### Aim of the task
Restate the data below word for word, omitting pictures.

Web page and app entries
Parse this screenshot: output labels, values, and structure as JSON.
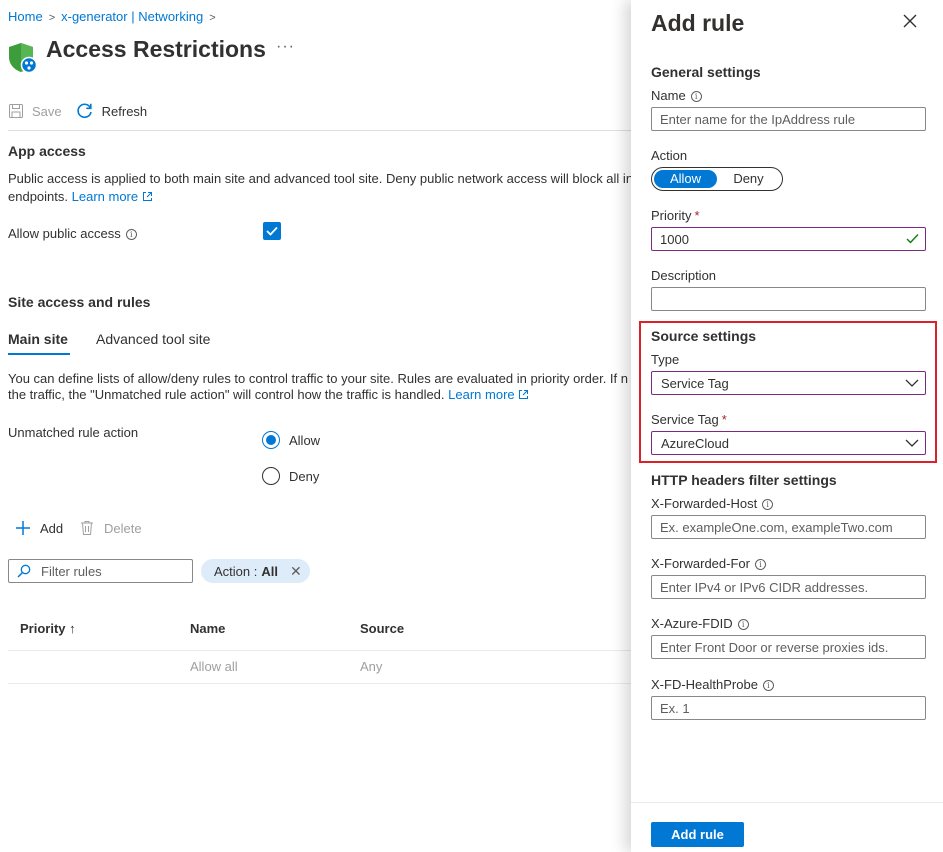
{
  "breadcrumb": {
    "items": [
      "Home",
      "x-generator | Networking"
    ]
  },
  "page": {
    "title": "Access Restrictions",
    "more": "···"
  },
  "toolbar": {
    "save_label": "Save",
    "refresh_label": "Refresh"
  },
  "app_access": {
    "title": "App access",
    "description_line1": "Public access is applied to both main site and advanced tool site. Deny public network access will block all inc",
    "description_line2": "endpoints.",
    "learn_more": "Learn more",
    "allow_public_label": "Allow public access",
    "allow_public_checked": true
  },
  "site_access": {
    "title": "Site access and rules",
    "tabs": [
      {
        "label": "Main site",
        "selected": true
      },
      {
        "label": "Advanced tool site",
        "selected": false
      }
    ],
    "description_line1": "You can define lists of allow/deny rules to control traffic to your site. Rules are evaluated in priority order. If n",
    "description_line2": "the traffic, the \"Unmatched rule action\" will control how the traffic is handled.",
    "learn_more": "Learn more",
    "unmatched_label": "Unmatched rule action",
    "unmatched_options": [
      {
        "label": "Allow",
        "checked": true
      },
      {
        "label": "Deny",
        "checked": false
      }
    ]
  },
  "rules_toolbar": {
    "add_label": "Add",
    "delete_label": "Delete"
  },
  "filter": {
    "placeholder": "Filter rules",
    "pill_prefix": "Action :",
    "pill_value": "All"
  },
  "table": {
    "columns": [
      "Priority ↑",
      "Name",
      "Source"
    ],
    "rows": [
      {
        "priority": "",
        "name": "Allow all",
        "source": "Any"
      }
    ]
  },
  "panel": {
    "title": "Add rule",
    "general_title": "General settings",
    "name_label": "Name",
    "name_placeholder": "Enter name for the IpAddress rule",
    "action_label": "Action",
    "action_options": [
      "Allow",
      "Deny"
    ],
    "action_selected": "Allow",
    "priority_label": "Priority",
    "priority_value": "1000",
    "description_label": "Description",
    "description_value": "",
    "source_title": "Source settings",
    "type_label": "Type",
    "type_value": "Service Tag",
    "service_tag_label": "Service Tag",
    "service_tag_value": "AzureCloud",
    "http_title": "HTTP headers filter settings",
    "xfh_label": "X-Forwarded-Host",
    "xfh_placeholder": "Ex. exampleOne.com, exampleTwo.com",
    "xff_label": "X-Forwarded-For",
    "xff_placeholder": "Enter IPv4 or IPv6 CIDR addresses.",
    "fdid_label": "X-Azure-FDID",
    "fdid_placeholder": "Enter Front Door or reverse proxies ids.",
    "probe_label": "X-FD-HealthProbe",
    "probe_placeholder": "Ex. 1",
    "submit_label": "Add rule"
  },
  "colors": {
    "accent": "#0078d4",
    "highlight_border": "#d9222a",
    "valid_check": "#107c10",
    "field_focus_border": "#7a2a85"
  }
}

### Result of the task
Parse this screenshot: output labels, values, and structure as JSON.
{
  "breadcrumb": {
    "items": [
      "Home",
      "x-generator | Networking"
    ]
  },
  "page": {
    "title": "Access Restrictions",
    "more": "···"
  },
  "toolbar": {
    "save_label": "Save",
    "refresh_label": "Refresh"
  },
  "app_access": {
    "title": "App access",
    "description_line1": "Public access is applied to both main site and advanced tool site. Deny public network access will block all inc",
    "description_line2": "endpoints.",
    "learn_more": "Learn more",
    "allow_public_label": "Allow public access",
    "allow_public_checked": true
  },
  "site_access": {
    "title": "Site access and rules",
    "tabs": [
      {
        "label": "Main site",
        "selected": true
      },
      {
        "label": "Advanced tool site",
        "selected": false
      }
    ],
    "description_line1": "You can define lists of allow/deny rules to control traffic to your site. Rules are evaluated in priority order. If n",
    "description_line2": "the traffic, the \"Unmatched rule action\" will control how the traffic is handled.",
    "learn_more": "Learn more",
    "unmatched_label": "Unmatched rule action",
    "unmatched_options": [
      {
        "label": "Allow",
        "checked": true
      },
      {
        "label": "Deny",
        "checked": false
      }
    ]
  },
  "rules_toolbar": {
    "add_label": "Add",
    "delete_label": "Delete"
  },
  "filter": {
    "placeholder": "Filter rules",
    "pill_prefix": "Action :",
    "pill_value": "All"
  },
  "table": {
    "columns": [
      "Priority ↑",
      "Name",
      "Source"
    ],
    "rows": [
      {
        "priority": "",
        "name": "Allow all",
        "source": "Any"
      }
    ]
  },
  "panel": {
    "title": "Add rule",
    "general_title": "General settings",
    "name_label": "Name",
    "name_placeholder": "Enter name for the IpAddress rule",
    "action_label": "Action",
    "action_options": [
      "Allow",
      "Deny"
    ],
    "action_selected": "Allow",
    "priority_label": "Priority",
    "priority_value": "1000",
    "description_label": "Description",
    "description_value": "",
    "source_title": "Source settings",
    "type_label": "Type",
    "type_value": "Service Tag",
    "service_tag_label": "Service Tag",
    "service_tag_value": "AzureCloud",
    "http_title": "HTTP headers filter settings",
    "xfh_label": "X-Forwarded-Host",
    "xfh_placeholder": "Ex. exampleOne.com, exampleTwo.com",
    "xff_label": "X-Forwarded-For",
    "xff_placeholder": "Enter IPv4 or IPv6 CIDR addresses.",
    "fdid_label": "X-Azure-FDID",
    "fdid_placeholder": "Enter Front Door or reverse proxies ids.",
    "probe_label": "X-FD-HealthProbe",
    "probe_placeholder": "Ex. 1",
    "submit_label": "Add rule"
  },
  "colors": {
    "accent": "#0078d4",
    "highlight_border": "#d9222a",
    "valid_check": "#107c10",
    "field_focus_border": "#7a2a85"
  }
}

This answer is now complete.